|Mexican Revolution, 1810 - 1820|
Keen and Haynes, p, 175.
"The creole elite that headed the movement [for independence] had no intention of transforming the existing order."
They "desired no changes of labor or land systems."
"Instead of broadening the base of landownership…, the revolutions helped narrow it."
Diego Rivera's painting of the Mexican hacienda, an enduring institution.
"The liberal, individualist ideology of the revolutionary governments undermined the indigenous communal land tenure in some cases by requiring the division of community lands among its members."
"This process facilitated the usurpation of the native peasantry into a class of peons or serfs on Spanish haciendas."
"…aristocratic values continued to dominate tin American society, despite an elaborate façde of republican constitution and law codes."

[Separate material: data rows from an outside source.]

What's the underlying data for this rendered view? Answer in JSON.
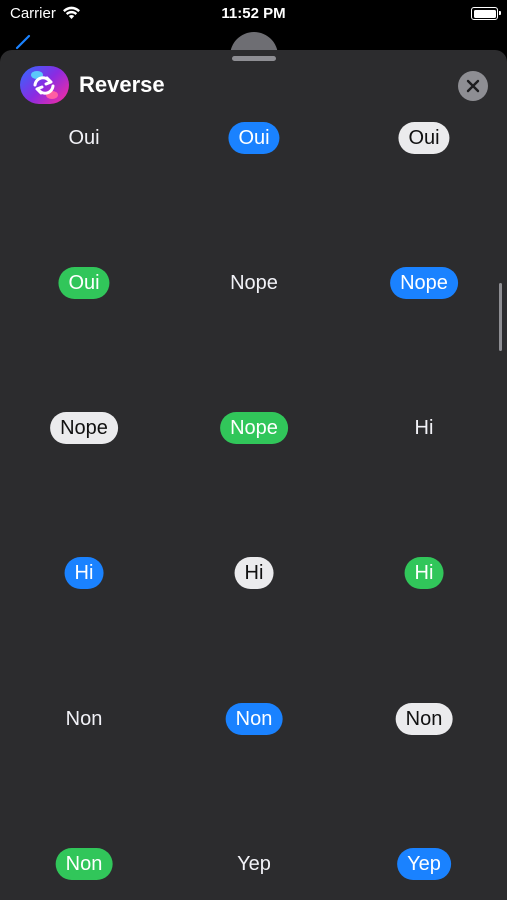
{
  "status_bar": {
    "carrier": "Carrier",
    "time": "11:52 PM"
  },
  "header": {
    "title": "Reverse"
  },
  "bubbles": [
    {
      "label": "Oui",
      "style": "plain"
    },
    {
      "label": "Oui",
      "style": "blue"
    },
    {
      "label": "Oui",
      "style": "white"
    },
    {
      "label": "Oui",
      "style": "green"
    },
    {
      "label": "Nope",
      "style": "plain"
    },
    {
      "label": "Nope",
      "style": "blue"
    },
    {
      "label": "Nope",
      "style": "white"
    },
    {
      "label": "Nope",
      "style": "green"
    },
    {
      "label": "Hi",
      "style": "plain"
    },
    {
      "label": "Hi",
      "style": "blue"
    },
    {
      "label": "Hi",
      "style": "white"
    },
    {
      "label": "Hi",
      "style": "green"
    },
    {
      "label": "Non",
      "style": "plain"
    },
    {
      "label": "Non",
      "style": "blue"
    },
    {
      "label": "Non",
      "style": "white"
    },
    {
      "label": "Non",
      "style": "green"
    },
    {
      "label": "Yep",
      "style": "plain"
    },
    {
      "label": "Yep",
      "style": "blue"
    }
  ],
  "colors": {
    "blue": "#1a82ff",
    "green": "#31c65a",
    "white": "#ebebed",
    "sheet": "#2c2c2e"
  },
  "icons": [
    "wifi-icon",
    "battery-icon",
    "back-chevron-icon",
    "app-icon",
    "close-icon"
  ]
}
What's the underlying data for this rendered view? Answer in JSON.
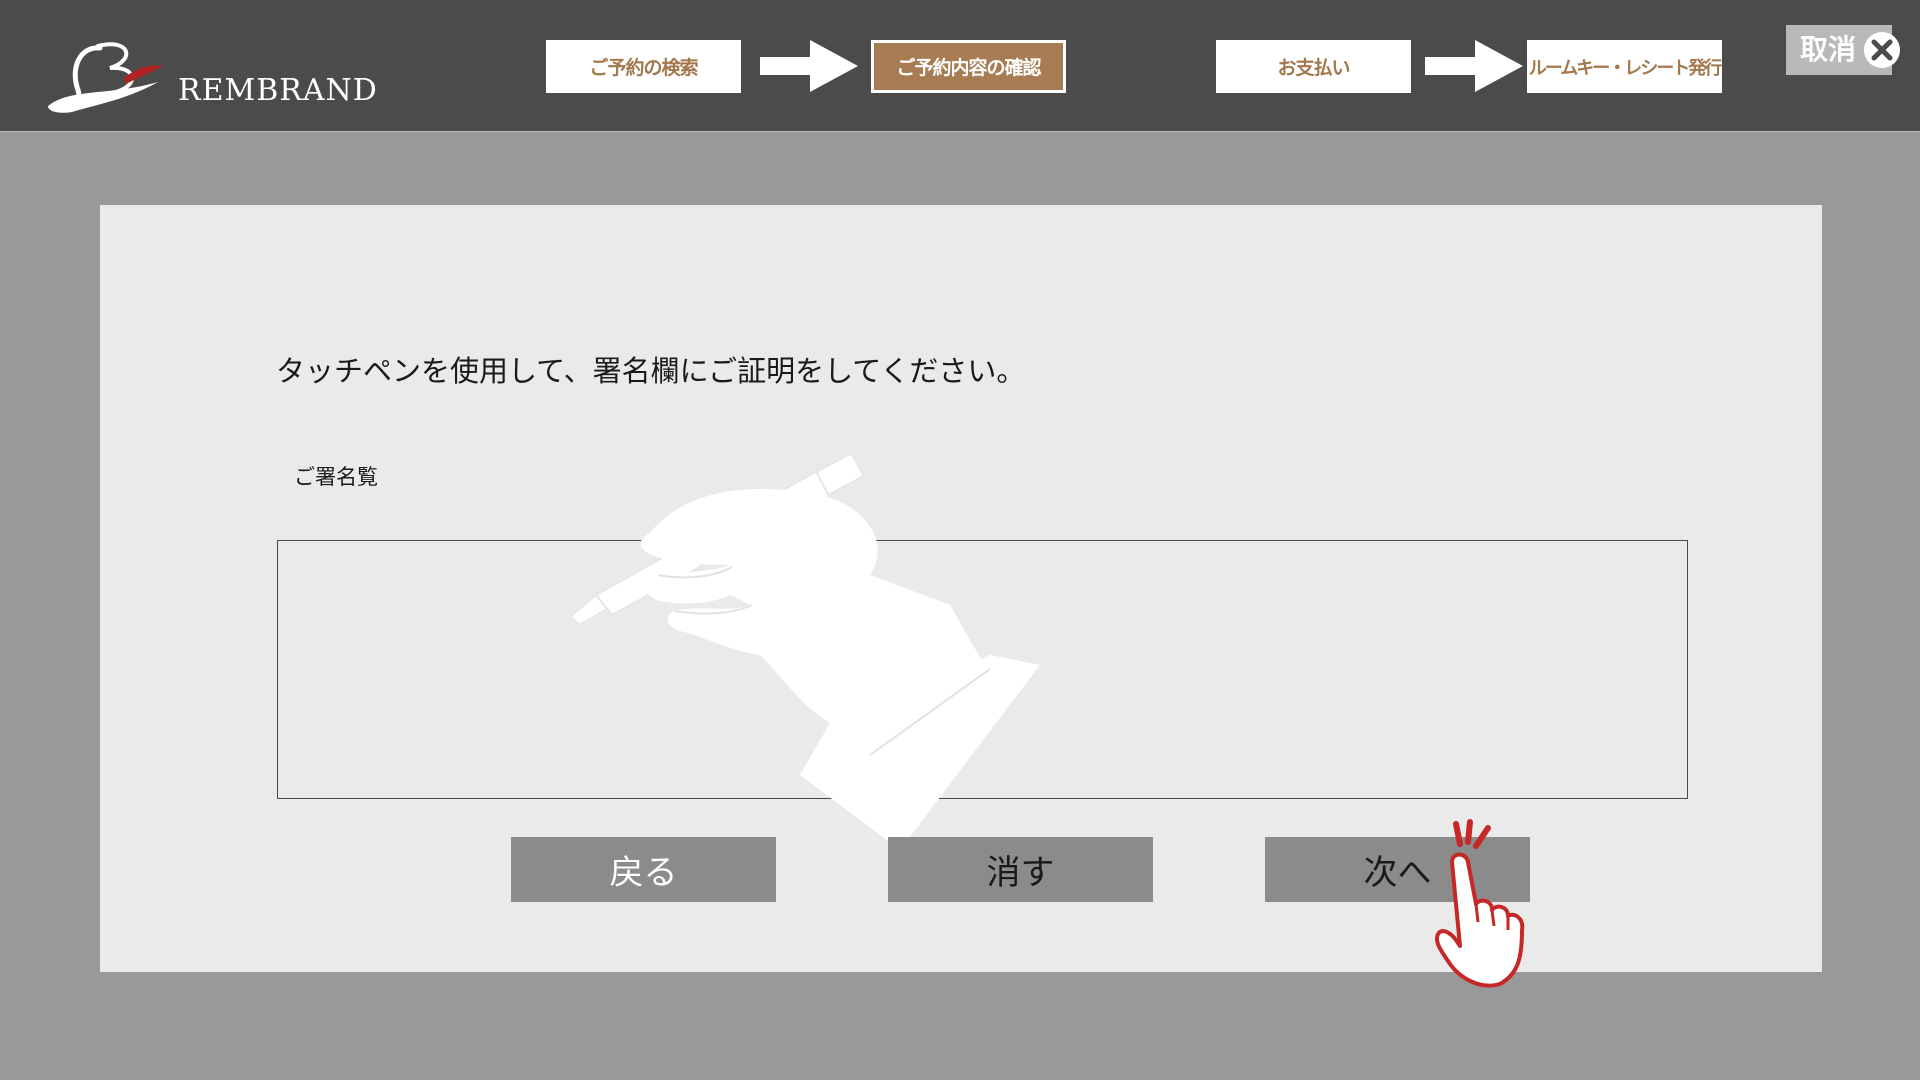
{
  "header": {
    "brand_name": "REMBRAND",
    "steps": [
      {
        "label": "ご予約の検索",
        "active": false
      },
      {
        "label": "ご予約内容の確認",
        "active": true
      },
      {
        "label": "お支払い",
        "active": false
      },
      {
        "label": "ルームキー・レシート発行",
        "active": false
      }
    ],
    "cancel_label": "取消"
  },
  "main": {
    "instruction": "タッチペンを使用して、署名欄にご証明をしてください。",
    "signature_label": "ご署名覧",
    "buttons": {
      "back": "戻る",
      "clear": "消す",
      "next": "次へ"
    }
  },
  "icons": {
    "logo": "rembrand-logo-icon",
    "step_arrow": "right-arrow-icon",
    "cancel": "close-icon",
    "illustration": "hand-holding-pen-icon",
    "pointer": "tap-hand-icon"
  },
  "colors": {
    "header_bg": "#4b4b4b",
    "page_bg": "#999999",
    "panel_bg": "#eaeaea",
    "accent_brown": "#a87c52",
    "button_gray": "#8b8b8b",
    "pointer_red": "#c62828"
  }
}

The struggle for Mexican independence begun by the radical priests Hidalgo and Morelos, was completed by Augustin de Iturbide, who headed a coalition of creole and peninsular conservatives terrified at the prospect of being governed by the liberal Spanish constitution of 1812, which was reestablished in 1820."
"Mexico's economic and social patterns underwent little change."
Date: 19 February 2008